Task description: Your answer should consist of each line below that includes the word "structured".

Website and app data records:

Segment Open

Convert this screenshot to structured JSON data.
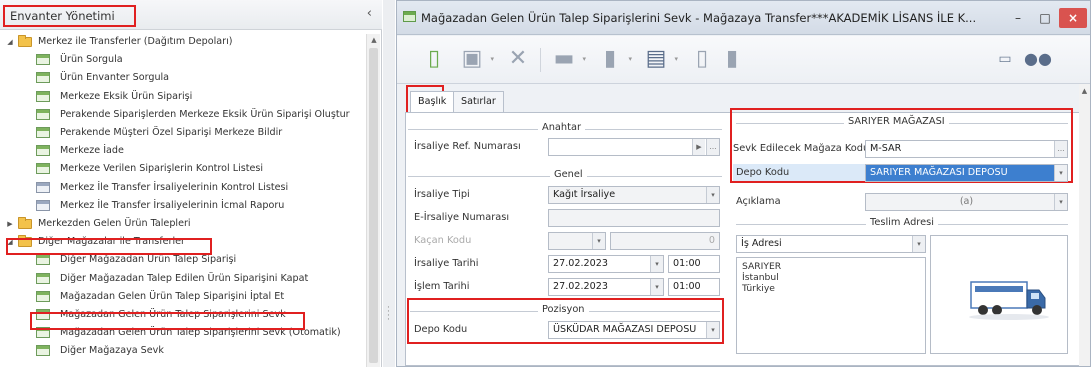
{
  "left_panel": {
    "title": "Envanter Yönetimi",
    "collapse": "‹",
    "items": [
      {
        "label": "Merkez ile Transferler (Dağıtım Depoları)",
        "type": "folder",
        "expanded": true,
        "level": 0
      },
      {
        "label": "Ürün Sorgula",
        "type": "doc",
        "level": 1
      },
      {
        "label": "Ürün Envanter Sorgula",
        "type": "doc",
        "level": 1
      },
      {
        "label": "Merkeze Eksik Ürün Siparişi",
        "type": "doc",
        "level": 1
      },
      {
        "label": "Perakende Siparişlerden Merkeze Eksik Ürün Siparişi Oluştur",
        "type": "doc",
        "level": 1
      },
      {
        "label": "Perakende Müşteri Özel Siparişi Merkeze Bildir",
        "type": "doc",
        "level": 1
      },
      {
        "label": "Merkeze İade",
        "type": "doc",
        "level": 1
      },
      {
        "label": "Merkeze Verilen Siparişlerin Kontrol Listesi",
        "type": "doc",
        "level": 1
      },
      {
        "label": "Merkez İle Transfer İrsaliyelerinin Kontrol Listesi",
        "type": "doc-grey",
        "level": 1
      },
      {
        "label": "Merkez İle Transfer İrsaliyelerinin İcmal Raporu",
        "type": "doc-grey",
        "level": 1
      },
      {
        "label": "Merkezden Gelen Ürün Talepleri",
        "type": "folder",
        "expanded": false,
        "level": 0
      },
      {
        "label": "Diğer Mağazalar ile Transferler",
        "type": "folder",
        "expanded": true,
        "level": 0
      },
      {
        "label": "Diğer Mağazadan Ürün Talep Siparişi",
        "type": "doc",
        "level": 1
      },
      {
        "label": "Diğer Mağazadan Talep Edilen Ürün Siparişini Kapat",
        "type": "doc",
        "level": 1
      },
      {
        "label": "Mağazadan Gelen Ürün Talep Siparişini İptal Et",
        "type": "doc",
        "level": 1
      },
      {
        "label": "Mağazadan Gelen Ürün Talep Siparişlerini Sevk",
        "type": "doc",
        "level": 1
      },
      {
        "label": "Mağazadan Gelen Ürün Talep Siparişlerini Sevk (Otomatik)",
        "type": "doc",
        "level": 1
      },
      {
        "label": "Diğer Mağazaya Sevk",
        "type": "doc",
        "level": 1
      }
    ]
  },
  "window": {
    "title": "Mağazadan Gelen Ürün Talep Siparişlerini Sevk - Mağazaya Transfer***AKADEMİK LİSANS İLE K...",
    "minimize": "–",
    "maximize": "□",
    "close": "×"
  },
  "toolbar": {
    "icons": [
      "new-document-icon",
      "save-icon",
      "delete-icon",
      "print-icon",
      "export-icon",
      "fax-icon",
      "copy-icon",
      "copy-all-icon",
      "window-icon",
      "binoculars-icon"
    ]
  },
  "tabs": [
    "Başlık",
    "Satırlar"
  ],
  "form": {
    "anahtar": {
      "title": "Anahtar",
      "irsaliye_ref_label": "İrsaliye Ref. Numarası",
      "irsaliye_ref_value": ""
    },
    "genel": {
      "title": "Genel",
      "irsaliye_tipi_label": "İrsaliye Tipi",
      "irsaliye_tipi_value": "Kağıt İrsaliye",
      "e_irsaliye_label": "E-İrsaliye Numarası",
      "e_irsaliye_value": "",
      "kacan_kodu_label": "Kaçan Kodu",
      "kacan_kodu_num": "0",
      "irsaliye_tarihi_label": "İrsaliye Tarihi",
      "irsaliye_tarihi_value": "27.02.2023",
      "irsaliye_saat": "01:00",
      "islem_tarihi_label": "İşlem Tarihi",
      "islem_tarihi_value": "27.02.2023",
      "islem_saat": "01:00"
    },
    "pozisyon": {
      "title": "Pozisyon",
      "depo_kodu_label": "Depo Kodu",
      "depo_kodu_value": "ÜSKÜDAR MAĞAZASI DEPOSU"
    },
    "magaza": {
      "title": "SARIYER MAĞAZASI",
      "sevk_label": "Sevk Edilecek Mağaza Kodu",
      "sevk_value": "M-SAR",
      "depo_kodu_label": "Depo Kodu",
      "depo_kodu_value": "SARIYER MAĞAZASI DEPOSU",
      "aciklama_label": "Açıklama",
      "aciklama_value": "(a)"
    },
    "teslim": {
      "title": "Teslim Adresi",
      "adres_tipi": "İş Adresi",
      "lines": [
        "SARIYER",
        "İstanbul",
        "Türkiye"
      ]
    }
  }
}
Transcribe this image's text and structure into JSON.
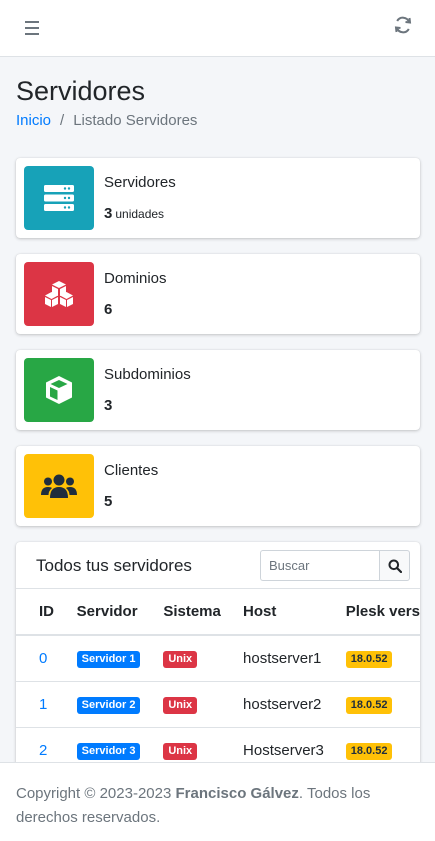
{
  "topbar": {
    "menu_icon": "bars-icon",
    "refresh_icon": "sync-icon"
  },
  "page": {
    "title": "Servidores",
    "breadcrumb": {
      "home": "Inicio",
      "separator": "/",
      "current": "Listado Servidores"
    }
  },
  "info_boxes": [
    {
      "label": "Servidores",
      "value": "3",
      "unit": "unidades",
      "icon": "server-icon",
      "color": "#17a2b8"
    },
    {
      "label": "Dominios",
      "value": "6",
      "icon": "cubes-icon",
      "color": "#dc3545"
    },
    {
      "label": "Subdominios",
      "value": "3",
      "icon": "cube-icon",
      "color": "#28a745"
    },
    {
      "label": "Clientes",
      "value": "5",
      "icon": "users-icon",
      "color": "#ffc107"
    }
  ],
  "servers_card": {
    "title": "Todos tus servidores",
    "search_placeholder": "Buscar",
    "columns": [
      "ID",
      "Servidor",
      "Sistema",
      "Host",
      "Plesk vers"
    ],
    "rows": [
      {
        "id": "0",
        "server": "Servidor 1",
        "system": "Unix",
        "host": "hostserver1",
        "plesk": "18.0.52"
      },
      {
        "id": "1",
        "server": "Servidor 2",
        "system": "Unix",
        "host": "hostserver2",
        "plesk": "18.0.52"
      },
      {
        "id": "2",
        "server": "Servidor 3",
        "system": "Unix",
        "host": "Hostserver3",
        "plesk": "18.0.52"
      }
    ]
  },
  "footer": {
    "copyright": "Copyright © 2023-2023 ",
    "author": "Francisco Gálvez",
    "rights": ". Todos los derechos reservados."
  },
  "colors": {
    "primary": "#007bff",
    "info": "#17a2b8",
    "danger": "#dc3545",
    "success": "#28a745",
    "warning": "#ffc107"
  }
}
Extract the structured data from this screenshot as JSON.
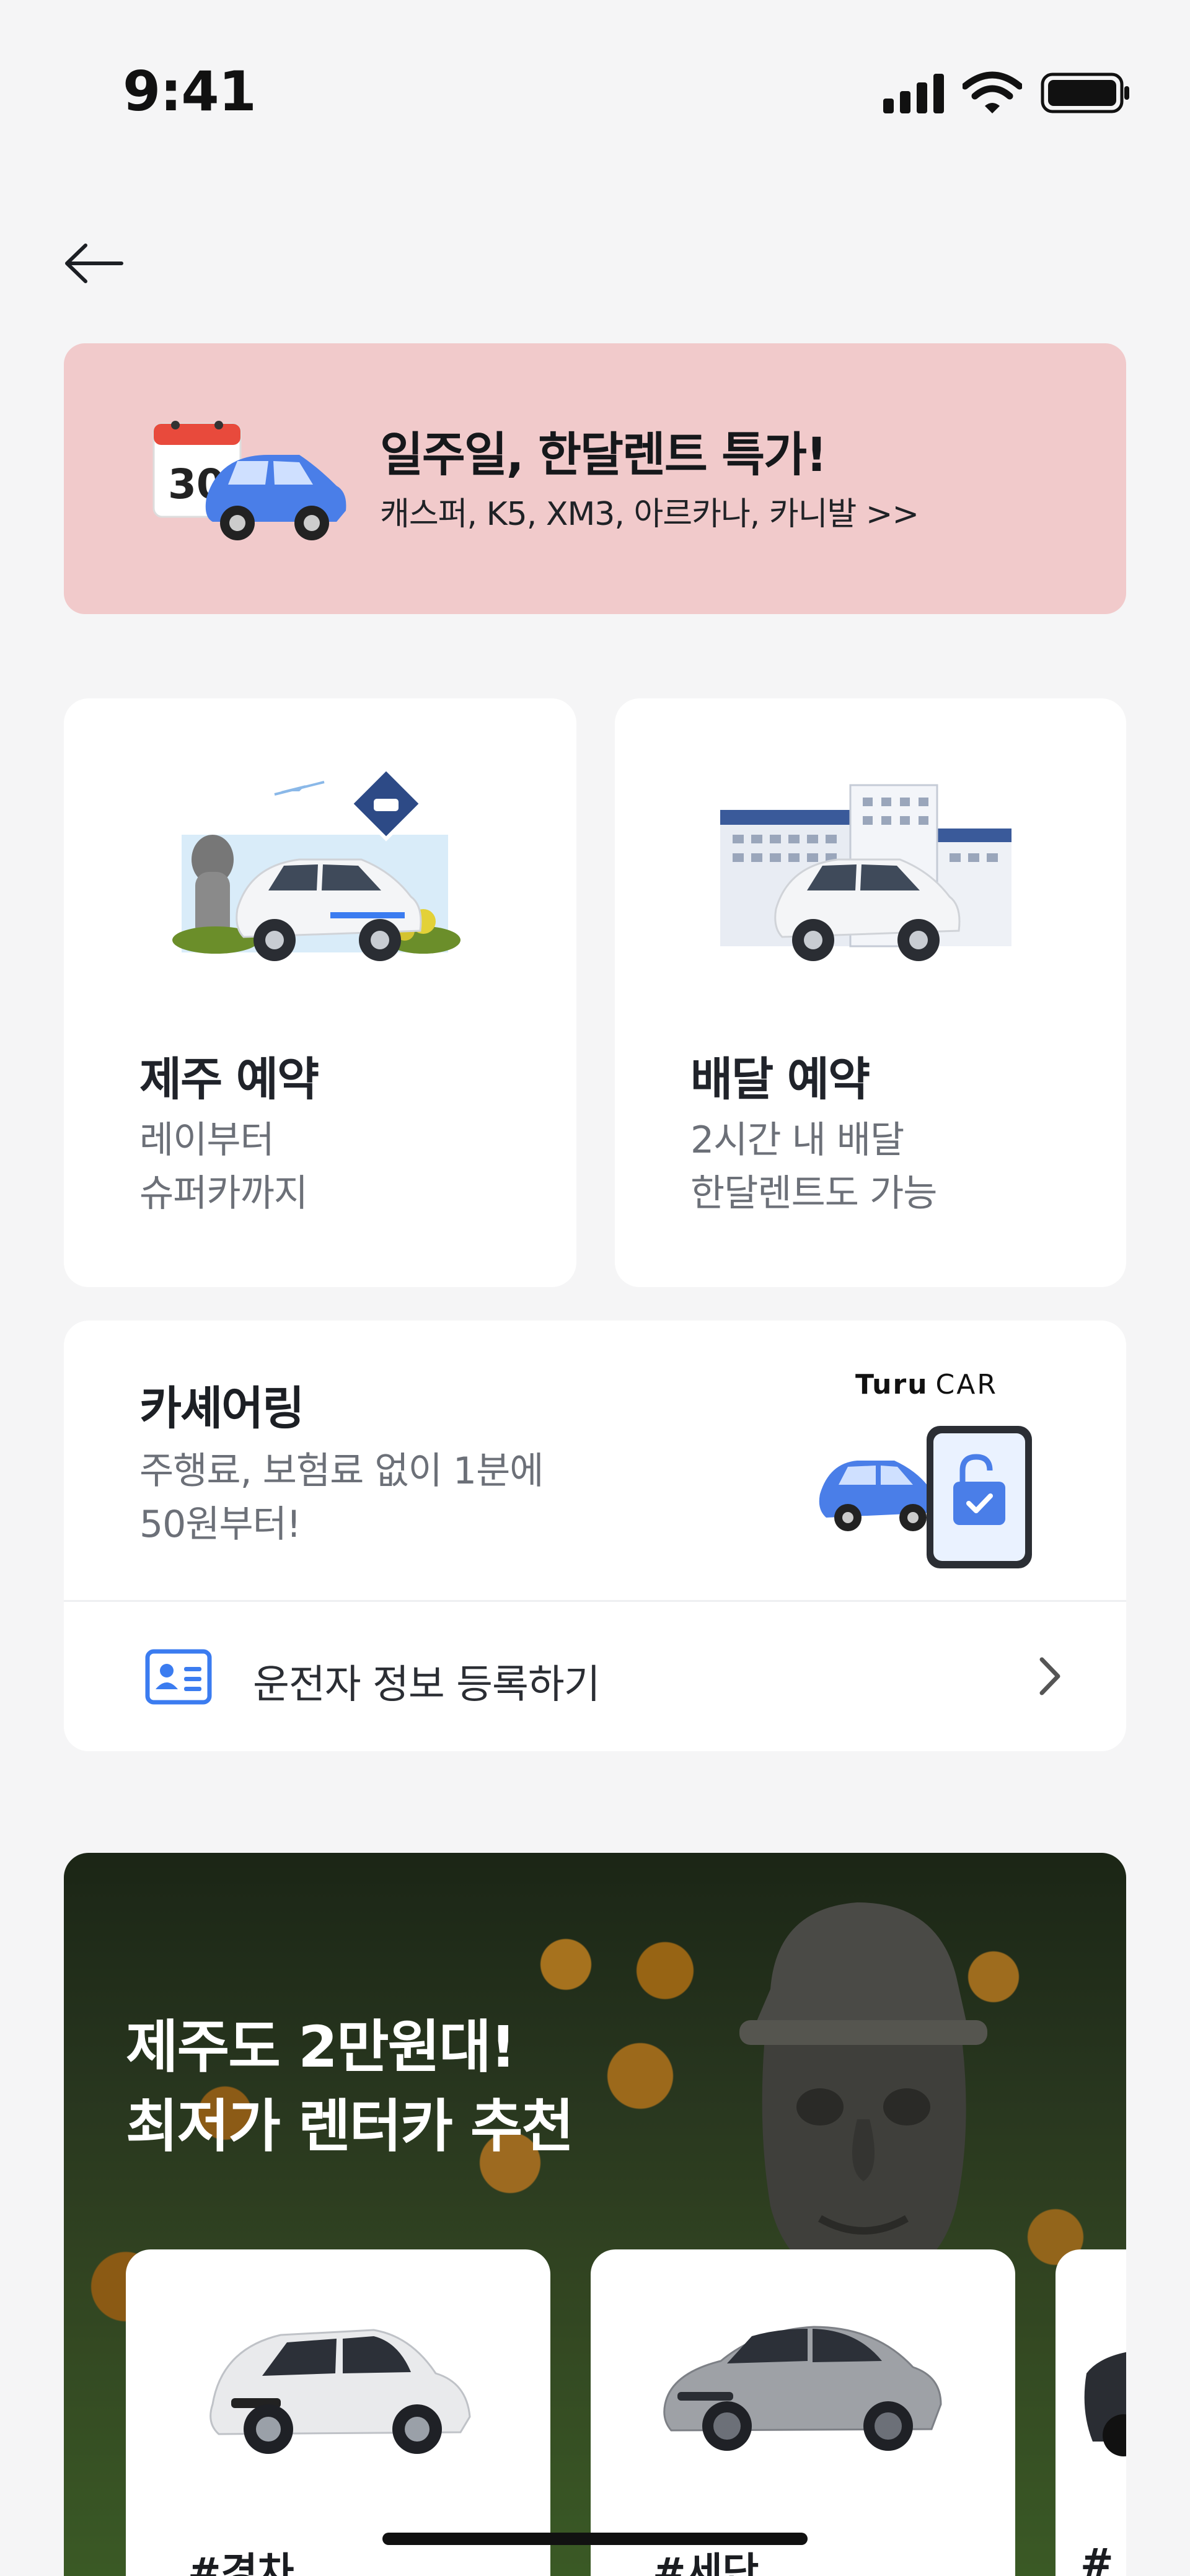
{
  "status_bar": {
    "time": "9:41",
    "icons": [
      "signal-icon",
      "wifi-icon",
      "battery-icon"
    ]
  },
  "nav": {
    "back_icon": "arrow-left-icon"
  },
  "banner": {
    "title": "일주일, 한달렌트 특가!",
    "subtitle": "캐스퍼, K5, XM3, 아르카나, 카니발 >>",
    "calendar_number": "30",
    "background": "#f1cacb"
  },
  "services": [
    {
      "title": "제주 예약",
      "desc_line1": "레이부터",
      "desc_line2": "슈퍼카까지"
    },
    {
      "title": "배달 예약",
      "desc_line1": "2시간 내 배달",
      "desc_line2": "한달렌트도 가능"
    }
  ],
  "car_sharing": {
    "title": "카셰어링",
    "desc_line1": "주행료, 보험료 없이 1분에",
    "desc_line2": "50원부터!",
    "logo_main": "Turu",
    "logo_sub": "CAR",
    "driver_register_label": "운전자 정보 등록하기"
  },
  "promo": {
    "title_line1": "제주도 2만원대!",
    "title_line2": "최저가 렌터카 추천",
    "cars": [
      {
        "tag": "#경차"
      },
      {
        "tag": "#세단"
      },
      {
        "tag": "#"
      }
    ]
  },
  "colors": {
    "accent_blue": "#3b7cf0",
    "banner_pink": "#f1cacb",
    "text_secondary": "#6c7078"
  }
}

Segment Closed

Written answer:
Convert this screenshot to structured JSON data.
Extract the structured data from this screenshot as JSON.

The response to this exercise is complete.